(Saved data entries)

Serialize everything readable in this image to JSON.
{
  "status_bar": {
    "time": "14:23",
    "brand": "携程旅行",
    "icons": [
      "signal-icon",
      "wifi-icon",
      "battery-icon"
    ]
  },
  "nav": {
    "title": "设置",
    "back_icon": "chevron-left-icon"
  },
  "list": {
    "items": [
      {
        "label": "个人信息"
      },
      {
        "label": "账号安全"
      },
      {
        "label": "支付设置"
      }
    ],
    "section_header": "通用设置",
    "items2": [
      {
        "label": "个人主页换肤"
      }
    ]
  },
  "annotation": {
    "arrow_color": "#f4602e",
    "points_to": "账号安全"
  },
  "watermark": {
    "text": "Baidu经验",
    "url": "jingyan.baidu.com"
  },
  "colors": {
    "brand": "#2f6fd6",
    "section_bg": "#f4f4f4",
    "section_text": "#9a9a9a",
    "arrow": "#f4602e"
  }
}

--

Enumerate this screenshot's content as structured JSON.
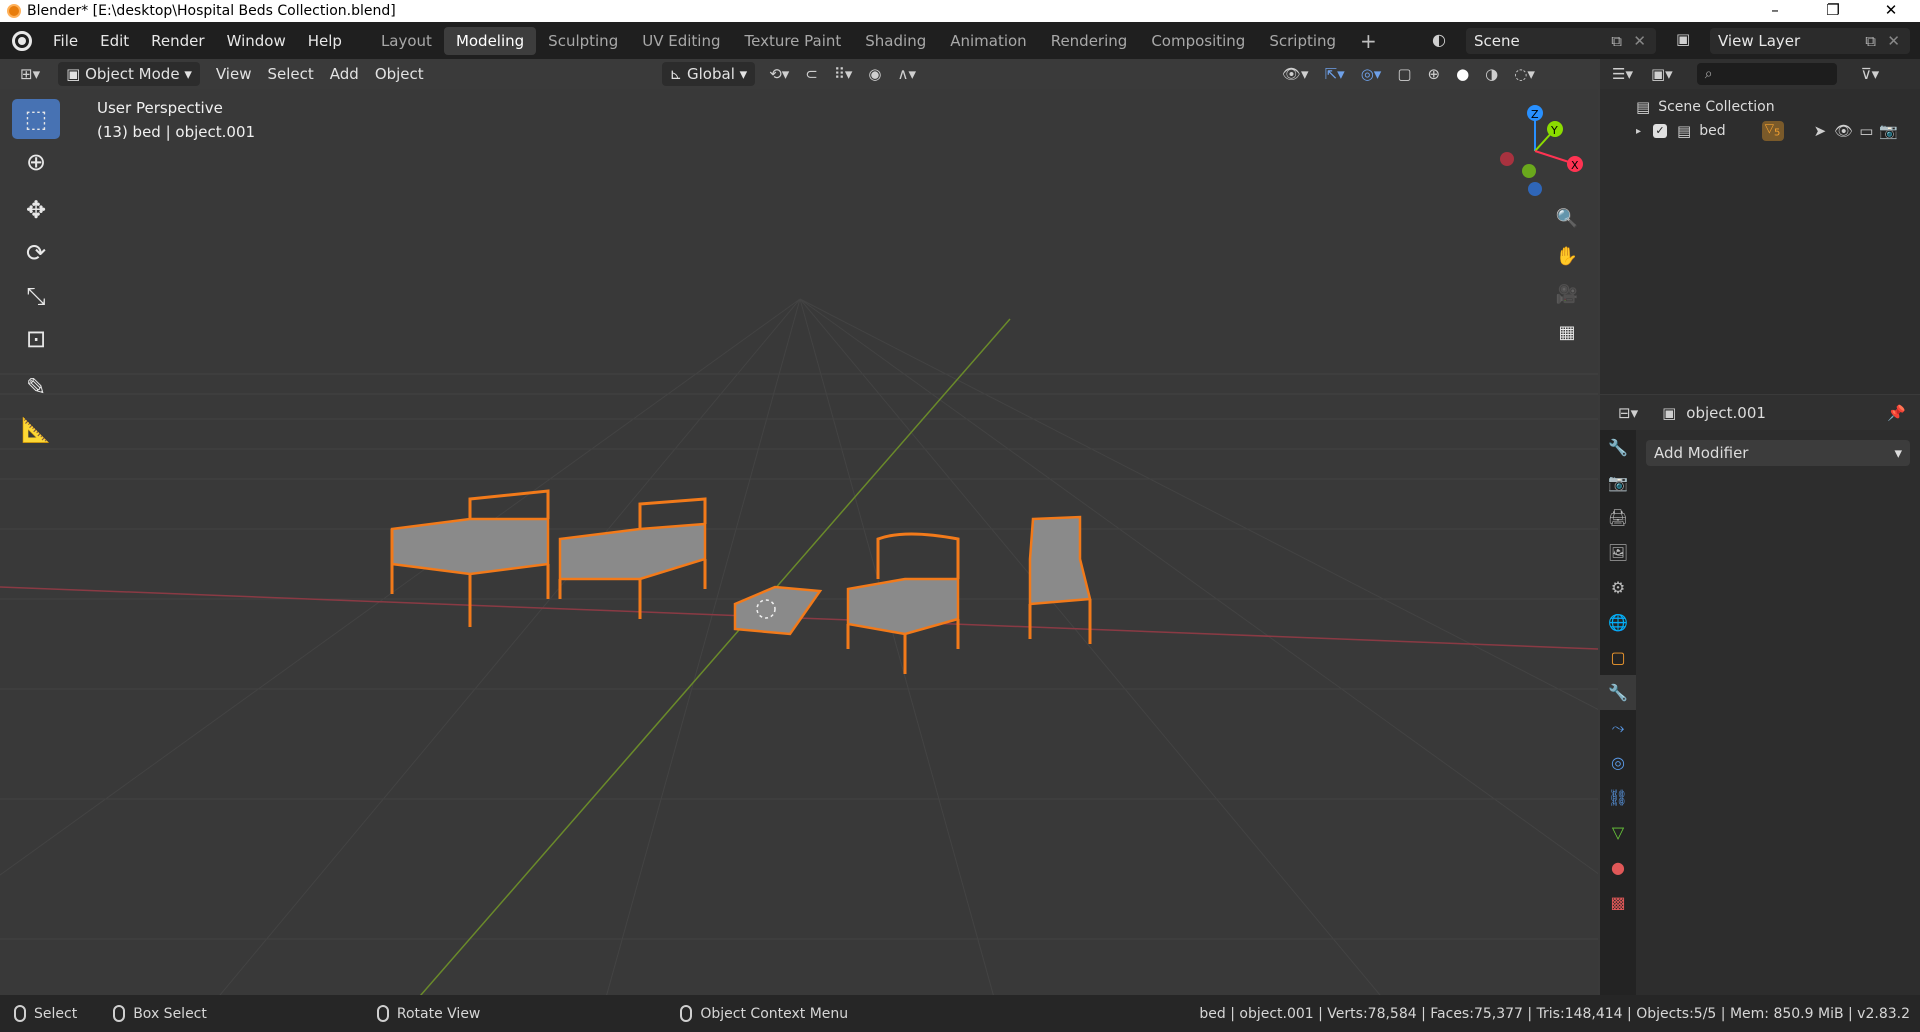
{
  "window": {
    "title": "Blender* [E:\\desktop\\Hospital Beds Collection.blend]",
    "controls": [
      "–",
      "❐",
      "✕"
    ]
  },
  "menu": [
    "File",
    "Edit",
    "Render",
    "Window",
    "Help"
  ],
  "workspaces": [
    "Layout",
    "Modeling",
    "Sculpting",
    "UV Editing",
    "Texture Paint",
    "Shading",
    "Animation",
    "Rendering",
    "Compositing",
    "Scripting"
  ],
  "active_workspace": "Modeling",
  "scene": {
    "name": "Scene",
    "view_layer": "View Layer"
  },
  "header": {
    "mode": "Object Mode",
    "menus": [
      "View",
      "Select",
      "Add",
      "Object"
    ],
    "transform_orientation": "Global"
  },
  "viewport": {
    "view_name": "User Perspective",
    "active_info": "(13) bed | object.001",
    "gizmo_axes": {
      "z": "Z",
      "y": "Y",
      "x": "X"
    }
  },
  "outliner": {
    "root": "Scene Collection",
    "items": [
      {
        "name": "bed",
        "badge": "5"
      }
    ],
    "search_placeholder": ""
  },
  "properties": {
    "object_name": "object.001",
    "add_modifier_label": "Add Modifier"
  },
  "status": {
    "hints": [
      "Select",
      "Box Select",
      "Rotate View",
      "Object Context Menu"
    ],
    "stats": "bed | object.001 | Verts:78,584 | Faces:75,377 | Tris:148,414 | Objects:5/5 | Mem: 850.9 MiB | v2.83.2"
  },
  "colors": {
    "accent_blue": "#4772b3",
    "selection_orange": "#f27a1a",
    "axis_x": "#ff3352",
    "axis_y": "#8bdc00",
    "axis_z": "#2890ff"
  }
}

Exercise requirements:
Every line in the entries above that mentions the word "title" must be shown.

Task answer:
    "title": "设置",
    "title": "Blender* [E:\\desktop\\Hospital Beds Collection.blend]",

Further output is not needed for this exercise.